▸ EXERCISE MATERIAL
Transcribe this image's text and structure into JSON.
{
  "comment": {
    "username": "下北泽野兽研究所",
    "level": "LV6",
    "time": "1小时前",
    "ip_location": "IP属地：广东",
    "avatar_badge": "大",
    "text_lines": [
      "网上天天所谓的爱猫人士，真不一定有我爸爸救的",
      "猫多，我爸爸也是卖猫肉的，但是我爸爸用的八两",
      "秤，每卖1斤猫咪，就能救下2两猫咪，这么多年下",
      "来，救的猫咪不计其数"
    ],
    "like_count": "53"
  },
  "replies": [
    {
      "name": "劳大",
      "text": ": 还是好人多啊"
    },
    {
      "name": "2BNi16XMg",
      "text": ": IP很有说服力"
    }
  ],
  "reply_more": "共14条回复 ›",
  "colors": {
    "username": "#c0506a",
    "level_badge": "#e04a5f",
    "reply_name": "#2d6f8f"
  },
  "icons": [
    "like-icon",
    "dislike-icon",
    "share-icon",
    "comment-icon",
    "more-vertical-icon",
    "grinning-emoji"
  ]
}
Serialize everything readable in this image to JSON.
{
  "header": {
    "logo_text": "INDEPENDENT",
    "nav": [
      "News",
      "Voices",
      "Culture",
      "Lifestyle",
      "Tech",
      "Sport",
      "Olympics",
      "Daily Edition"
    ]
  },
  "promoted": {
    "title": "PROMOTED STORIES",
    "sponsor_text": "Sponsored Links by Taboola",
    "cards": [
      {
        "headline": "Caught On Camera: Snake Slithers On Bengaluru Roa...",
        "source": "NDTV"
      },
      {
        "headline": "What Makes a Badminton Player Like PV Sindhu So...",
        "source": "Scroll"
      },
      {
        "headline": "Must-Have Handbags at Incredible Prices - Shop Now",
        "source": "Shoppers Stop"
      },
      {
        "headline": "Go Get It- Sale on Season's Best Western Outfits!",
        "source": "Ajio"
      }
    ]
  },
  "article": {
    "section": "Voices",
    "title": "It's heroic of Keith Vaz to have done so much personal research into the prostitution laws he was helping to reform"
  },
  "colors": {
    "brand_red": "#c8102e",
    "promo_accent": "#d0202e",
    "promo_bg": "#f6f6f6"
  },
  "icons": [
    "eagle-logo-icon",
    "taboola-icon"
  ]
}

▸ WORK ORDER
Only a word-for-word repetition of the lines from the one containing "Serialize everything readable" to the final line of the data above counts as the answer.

▸ RESULT FOR THIS TASK
Serialize everything readable in this image to JSON.
{
  "header": {
    "logo_text": "INDEPENDENT",
    "nav": [
      "News",
      "Voices",
      "Culture",
      "Lifestyle",
      "Tech",
      "Sport",
      "Olympics",
      "Daily Edition"
    ]
  },
  "promoted": {
    "title": "PROMOTED STORIES",
    "sponsor_text": "Sponsored Links by Taboola",
    "cards": [
      {
        "headline": "Caught On Camera: Snake Slithers On Bengaluru Roa...",
        "source": "NDTV"
      },
      {
        "headline": "What Makes a Badminton Player Like PV Sindhu So...",
        "source": "Scroll"
      },
      {
        "headline": "Must-Have Handbags at Incredible Prices - Shop Now",
        "source": "Shoppers Stop"
      },
      {
        "headline": "Go Get It- Sale on Season's Best Western Outfits!",
        "source": "Ajio"
      }
    ]
  },
  "article": {
    "section": "Voices",
    "title": "It's heroic of Keith Vaz to have done so much personal research into the prostitution laws he was helping to reform"
  },
  "colors": {
    "brand_red": "#c8102e",
    "promo_accent": "#d0202e",
    "promo_bg": "#f6f6f6"
  },
  "icons": [
    "eagle-logo-icon",
    "taboola-icon"
  ]
}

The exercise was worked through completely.